“He’s got something special inside here,” Jones added, tapping his chest.
Building a new tradition
Myrtle Beach Christian Academy has some inherent road blocks toward public credibility.
The school itself is less than two decades old, and with approximately 325 students between kindergarten and 12th grade, much of the community has zero connection to it. Gore hopes the academy’s sports program can change that. Next year, the Saints will have an eight-man SCISA football team, and the volleyball team under coach Alex Sing has developed quickly into a top-notch program.
The school also makes no bones about using basketball to help spread the word.
A picture of Henry with a handful of other students adorns the school’s Internet home page. More shots can be found with a click or two.
“Sometimes they might pull me out of class and take a photo,” he said. “I feel like it’s awesome; it’s a great thing. If you’re able to use sports any way possible besides going out and playing a game that you love, everyone should be doing that.”
Granted, not every private school has been able to do what Henry has helped the Saints accomplish.
For all the smack talk he hears about attending the school, for all the friendly requests for him to transfer, Henry has proved himself against the public schools. The Saints split two-game series this year against Socastee, Waccamaw and Aynor.
They also swept a two-game series with Green Sea Floyds.
In those eight games, Henry averaged 17 points and 10 points, roughly his season averages.
“I think most of the time [people think] he’s a soft player because he’s in SCISA and all that,” Jones said. “He’s putting up double-doubles every game because he’s playing SCISA? Nah, that’s not true. He’s done that against Socastee, Aynor, Waccamaw – same thing.”

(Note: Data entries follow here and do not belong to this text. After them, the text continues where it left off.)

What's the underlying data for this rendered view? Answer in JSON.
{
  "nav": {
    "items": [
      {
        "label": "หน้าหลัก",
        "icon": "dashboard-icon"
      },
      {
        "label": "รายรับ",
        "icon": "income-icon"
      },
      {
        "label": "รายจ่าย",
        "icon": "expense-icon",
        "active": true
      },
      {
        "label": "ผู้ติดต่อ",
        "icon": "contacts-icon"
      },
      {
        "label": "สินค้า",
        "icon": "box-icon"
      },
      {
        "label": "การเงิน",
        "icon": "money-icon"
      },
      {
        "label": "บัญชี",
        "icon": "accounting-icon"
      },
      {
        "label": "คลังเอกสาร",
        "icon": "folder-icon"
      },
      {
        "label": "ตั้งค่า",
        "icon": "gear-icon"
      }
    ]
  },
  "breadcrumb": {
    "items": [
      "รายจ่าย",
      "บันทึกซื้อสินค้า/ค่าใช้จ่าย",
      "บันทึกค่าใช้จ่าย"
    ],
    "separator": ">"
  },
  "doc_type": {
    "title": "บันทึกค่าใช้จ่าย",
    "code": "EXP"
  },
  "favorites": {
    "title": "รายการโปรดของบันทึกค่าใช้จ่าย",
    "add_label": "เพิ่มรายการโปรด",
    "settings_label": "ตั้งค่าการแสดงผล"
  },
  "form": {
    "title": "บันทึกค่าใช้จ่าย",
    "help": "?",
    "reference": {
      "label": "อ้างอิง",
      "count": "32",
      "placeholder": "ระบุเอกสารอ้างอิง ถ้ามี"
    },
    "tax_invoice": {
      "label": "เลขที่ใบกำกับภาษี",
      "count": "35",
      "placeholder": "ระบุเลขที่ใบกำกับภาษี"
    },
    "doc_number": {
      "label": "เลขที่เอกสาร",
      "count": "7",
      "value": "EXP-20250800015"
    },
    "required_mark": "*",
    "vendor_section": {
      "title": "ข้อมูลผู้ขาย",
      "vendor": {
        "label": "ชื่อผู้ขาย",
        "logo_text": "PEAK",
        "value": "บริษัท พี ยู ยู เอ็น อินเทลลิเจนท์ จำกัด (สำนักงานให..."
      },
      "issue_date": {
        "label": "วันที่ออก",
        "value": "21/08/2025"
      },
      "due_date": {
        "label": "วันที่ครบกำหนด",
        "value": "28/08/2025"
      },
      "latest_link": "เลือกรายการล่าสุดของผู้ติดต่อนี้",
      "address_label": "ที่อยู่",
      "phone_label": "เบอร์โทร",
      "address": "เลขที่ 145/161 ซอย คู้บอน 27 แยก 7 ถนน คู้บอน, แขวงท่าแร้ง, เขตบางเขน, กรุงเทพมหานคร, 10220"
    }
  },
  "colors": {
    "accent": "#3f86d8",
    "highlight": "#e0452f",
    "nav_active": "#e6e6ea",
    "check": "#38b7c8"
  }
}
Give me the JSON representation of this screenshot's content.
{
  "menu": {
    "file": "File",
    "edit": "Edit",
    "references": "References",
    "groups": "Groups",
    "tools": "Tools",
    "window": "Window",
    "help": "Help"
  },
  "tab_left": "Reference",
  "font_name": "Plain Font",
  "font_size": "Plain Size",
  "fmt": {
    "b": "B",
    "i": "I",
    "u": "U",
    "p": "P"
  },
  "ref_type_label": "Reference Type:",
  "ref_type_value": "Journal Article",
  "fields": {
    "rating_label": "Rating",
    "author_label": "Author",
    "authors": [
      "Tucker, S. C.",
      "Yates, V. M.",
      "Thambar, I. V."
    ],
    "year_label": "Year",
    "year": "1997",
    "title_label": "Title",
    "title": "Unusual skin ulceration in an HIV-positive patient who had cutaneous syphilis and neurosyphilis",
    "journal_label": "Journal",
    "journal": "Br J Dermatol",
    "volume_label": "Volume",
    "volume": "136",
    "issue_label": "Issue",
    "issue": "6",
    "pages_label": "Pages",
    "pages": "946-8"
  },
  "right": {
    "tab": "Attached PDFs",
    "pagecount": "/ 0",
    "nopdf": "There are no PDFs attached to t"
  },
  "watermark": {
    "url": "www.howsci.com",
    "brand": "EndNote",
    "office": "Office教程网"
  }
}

This is the most public schools Christian Academy has played in a season.
There are more planned for next year, when the school’s new gym is ready for use. Of course, Henry won’t be a part of those teams. Soon, he’ll be making a trip to Anderson University for an in-person workout that could lead to a scholarship offer.
Newberry has already pulled the trigger, and he’s been in discussion with coaches at Liberty about possibly trying to walk on to that team.
Maybe seizing those opportunities would be easier had he transferred. Maybe higher-profile games and increased media coverage would have helped get him in front of more college recruiters.
Only problem with that line of thinking is believing he hasn’t achieved enough as it is.
“When I talked to my mom and talked to my dad about this, I had to come to peace with it,” Henry said. “God’s always had a plan, and I just felt like this was in his plan for me to be here. All signs point to this school. Everything has worked here.”